(Under the Bridge. 28th June 2011. Part of Bluesfest London. Review by Adam Tait)
The Under The Bridge club, underneath Stamford Bridge football stadium is remarkably stylish, and has been constructed with the highest musical standards in mind. No gimmicky football memorabilia adorns the walls. No signed shirts or photographs of great teams gone-by. In fact, once you descend the stairs into the club you swiftly forget that you are actually located in a sporting arena. Under The Bridge is the complete music venue in every sense.
That feeling of a special occasion was entirely appropriate for a performance by The Blind Boys of Alabama, almost to the point of feeling that any other London jazz venue could not have done the event justice. A gospel band that has been around since 1939, formed of blind members suggests something other than the ordinary, much in the same way that a blues club situated under Chelsea’s home ground does.
As Jimmy Carter, Ricky McKinnie and Ben More took to the stage, sharply dressed in matching blazers and dark glasses, hands firmly clutching the shoulder of the band mate in front of them and led by a stage hand who positioned each of them between their respective microphones and chairs (they aren’t young men, after all), the already wildly appreciative audience could not help but be impressed and excited about what was to follow.
What followed was remarkable.
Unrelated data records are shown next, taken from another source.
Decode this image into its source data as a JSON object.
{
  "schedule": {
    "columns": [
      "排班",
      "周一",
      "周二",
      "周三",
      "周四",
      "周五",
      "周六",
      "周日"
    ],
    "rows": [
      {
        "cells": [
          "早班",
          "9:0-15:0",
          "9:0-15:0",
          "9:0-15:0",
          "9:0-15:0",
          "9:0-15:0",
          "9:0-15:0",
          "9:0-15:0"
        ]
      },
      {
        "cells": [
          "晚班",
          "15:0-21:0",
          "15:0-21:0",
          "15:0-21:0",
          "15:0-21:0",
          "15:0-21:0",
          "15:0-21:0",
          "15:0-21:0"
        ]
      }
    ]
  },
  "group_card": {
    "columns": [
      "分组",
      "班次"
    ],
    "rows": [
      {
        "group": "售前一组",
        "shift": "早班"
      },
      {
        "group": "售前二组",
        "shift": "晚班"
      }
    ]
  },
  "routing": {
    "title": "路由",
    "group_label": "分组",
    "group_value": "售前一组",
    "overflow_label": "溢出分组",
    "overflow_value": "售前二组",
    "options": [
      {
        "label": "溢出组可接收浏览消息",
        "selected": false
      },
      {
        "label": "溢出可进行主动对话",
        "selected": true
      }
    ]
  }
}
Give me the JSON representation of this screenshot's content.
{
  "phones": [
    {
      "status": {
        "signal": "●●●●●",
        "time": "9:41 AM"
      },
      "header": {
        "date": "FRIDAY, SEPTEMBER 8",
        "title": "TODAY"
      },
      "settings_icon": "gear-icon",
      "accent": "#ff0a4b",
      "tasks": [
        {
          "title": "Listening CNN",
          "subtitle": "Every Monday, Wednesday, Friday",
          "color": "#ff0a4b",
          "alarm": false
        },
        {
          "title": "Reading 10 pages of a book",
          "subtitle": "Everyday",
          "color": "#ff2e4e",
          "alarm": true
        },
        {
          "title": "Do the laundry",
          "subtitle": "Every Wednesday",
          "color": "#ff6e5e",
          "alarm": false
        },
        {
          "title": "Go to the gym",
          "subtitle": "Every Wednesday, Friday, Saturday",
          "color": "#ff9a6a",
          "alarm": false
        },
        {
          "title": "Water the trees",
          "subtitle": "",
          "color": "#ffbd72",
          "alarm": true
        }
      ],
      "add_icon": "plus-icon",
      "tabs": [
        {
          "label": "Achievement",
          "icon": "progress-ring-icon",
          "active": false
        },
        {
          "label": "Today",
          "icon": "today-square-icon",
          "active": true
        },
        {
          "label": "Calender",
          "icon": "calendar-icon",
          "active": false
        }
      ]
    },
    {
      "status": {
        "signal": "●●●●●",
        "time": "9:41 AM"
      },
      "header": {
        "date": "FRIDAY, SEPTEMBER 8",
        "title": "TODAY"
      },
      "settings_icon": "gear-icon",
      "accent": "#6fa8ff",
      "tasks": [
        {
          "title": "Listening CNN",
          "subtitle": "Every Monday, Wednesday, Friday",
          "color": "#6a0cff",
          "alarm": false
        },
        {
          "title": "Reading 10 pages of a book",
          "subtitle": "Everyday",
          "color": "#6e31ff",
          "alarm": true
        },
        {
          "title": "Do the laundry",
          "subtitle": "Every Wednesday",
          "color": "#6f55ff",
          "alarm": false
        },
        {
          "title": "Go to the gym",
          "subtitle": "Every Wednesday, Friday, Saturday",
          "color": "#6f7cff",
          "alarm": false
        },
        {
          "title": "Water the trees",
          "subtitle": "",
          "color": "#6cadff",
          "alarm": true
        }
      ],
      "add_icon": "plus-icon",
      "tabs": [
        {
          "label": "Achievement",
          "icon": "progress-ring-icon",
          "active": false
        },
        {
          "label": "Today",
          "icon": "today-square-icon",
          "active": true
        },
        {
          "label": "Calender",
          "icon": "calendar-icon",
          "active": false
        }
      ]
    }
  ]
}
Musicians of a younger generation are put to shame by the vitality and virtuosity of these men’s performance. A soul-tingling rendition of ‘Amazing Grace’ and a heart thumping performance of ‘Spirit in the Sky’ moved the audience as one entity. They brought smiles to all faces, glued every pair of eyes in the audience to the stage. Songs such as ‘Take the High Road’ (title track of the group’s new album) and ‘Free at Last’ demonstrate the group’s exceptional and uplifting songcraft. Regardless of the message of the lyrics, their delivery inevitably makes you feel better for hearing them.
A performance by a group like The Blind Boys makes you realise the reason for their longevity: they absolutely love it. The music flows through them, it lifts them up out of their seats, it moves their bodies for them, it dispels any concern of misjudging where the edge of the stage is that would trouble other blind individuals. The only way a group could keep doing what they do for 70 years, and doing it successfully at that, is if it’s members are entirely immersed in what they do. It is this that makes them so popular with audiences, audiences more diverse in terms of age and race than I have ever seen.
It is not their age that is impressive, nor the fact that they are blind. What stays in the mind about a Blind Boys performance is how they palpably just love the act of performing for an audience, and how much the audience, any audience, will take them to its heart.
http://www.blindboys.com/ / http://www.underthebridge.co.uk/ / http://www.bluesfestlondon.com/